Parliament Hill was bathed in sunlight Wednesday morning as groggy Ottawa politicos, some still in shock after Tuesday night’s events in the United States, went about their business in the capital while wondering what comes next.
A brisk breeze tried its best to wake up political and government staffers as they walked past the usual herd of tourists on the Hill’s front lawn.
“Where are you from?” asked a weathered-looking, elderly man wearing a ball cap adorned with a poppy to a young Asian man taking a photo of the Peace Tower.
After getting his answer, the inquisitive man put his hand on the tourist’s shoulder and said “Welcome to Canada” before walking away.
Further up the steps, in the same hallway a troubled young man armed with a rifle stormed through firing shots in the name of Islam in 2014, a large crowd squeezed together for a photo in the Hall of Honour.
Their cheers echoed throughout Parliament, as if a high school volleyball tournament was being played.
As they dispersed, a cheery Prime Minister Justin Trudeau emerged from the centre of the crowd smiling and saying farewells before bouncing away toward the elevator. A security guard said the group were constituents from Trudeau’s Montreal riding.
Otherwise the halls of Parliament were more filled with sunlight than people, typical in a week when the House of Commons does not sit.
But the election of Donald Trump and its effect on Canada was much on the minds of everyone on Parliament Hill.

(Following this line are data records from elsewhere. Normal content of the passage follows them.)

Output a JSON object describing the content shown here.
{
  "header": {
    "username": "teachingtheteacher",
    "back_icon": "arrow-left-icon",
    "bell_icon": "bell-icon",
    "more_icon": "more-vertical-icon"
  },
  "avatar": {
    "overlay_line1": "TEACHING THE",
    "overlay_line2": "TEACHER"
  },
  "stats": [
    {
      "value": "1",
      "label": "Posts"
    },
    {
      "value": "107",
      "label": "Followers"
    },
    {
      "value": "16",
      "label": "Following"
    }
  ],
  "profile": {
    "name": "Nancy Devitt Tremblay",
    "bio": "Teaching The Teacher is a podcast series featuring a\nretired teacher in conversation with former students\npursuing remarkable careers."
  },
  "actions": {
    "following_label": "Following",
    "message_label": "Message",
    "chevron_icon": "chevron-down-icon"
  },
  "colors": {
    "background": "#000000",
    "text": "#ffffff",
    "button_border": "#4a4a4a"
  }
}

NDP foreign affairs critic Helen Laverdiere said Wednesday that Canada needs to engage quickly with Trump, criticized for a sexist, racist, fear-mongering campaign.
Laverdiere said Trump’s positions on climate change, security and trade all undermine Canadian positions. The government must stand up for things in which Canadians believe, she said.
“We do have to engage,” Laverdiere said. “We need to be there, we need to raise our voice, we need to promote what our values are. No, we cannot stay on the sidelines.”
Laverdiere also expressed concern about Conservative leadership hopeful Kellie Leitch’s comments on Trump’s victory.
Leitch praised Trump and suggested a similar political change is needed in Canada.
“Tonight our American cousins threw out the elites and elected Donald Trump as their next president,” Leitch, a doctor, professor and former cabinet minister, said in a campaign statement. “It’s an exciting message and one that we need to deliver in Canada as well.”
Laverdiere said Leitch’s proposal to screen potential immigrants for Canadian values shows she doesn’t understand that Canadians don’t want Trump-style politics here, valuing tolerance and respect for individual rights.
“She talks about screening for Canadian values and she is happy to see Mr. Trump elected,” Laverdiere said. “I don’t think the values Mr. Trump has shown during the campaign are shared by many Canadians. We certainly have a problem with definitions of what Canadians values are.”
The Conservatives lost last year’s election despite a campaign that included announcements like the barbaric cultural practices hotline.
Meanwhile two other prominent Conservatives praised the election of Trump.
“The ignoring of suffering people by American political, and business, elites has been repudiated and crushed,” tweeted Conservative public safety critic Tony Clement.
Clement has supported Canada’s free trade deals, including NAFTA, which Trump blames for lost jobs in the U.S.
Former Canadian prime minister Stephen Harper, who spent some time in Las Vegas earlier this year telling U.S. Conservatives how to unite the right, also praised Trump’s victory.
“Congratulations to Donald Trump on his impressive victory. Canada/US partnership is strong. There is much to do, incl moving ahead with KXL,” tweeted Harper, referring to the Keystone oil pipeline rejected by President Barack Obama.
Trudeau also reached out to Trump, saying “Canada has no closer friend, partner, and ally than the United States” and that his government looked forward to working “very closely” with the president-elect.
Laverdiere said she hopes Trump has solid advisors and Ottawa can adjust to the changed political landscape and build a relationship with the Trump administration.
“It came as a shock to many people, but we must forge ahead and we must continue working for a true progressive and inclusive future,” she said.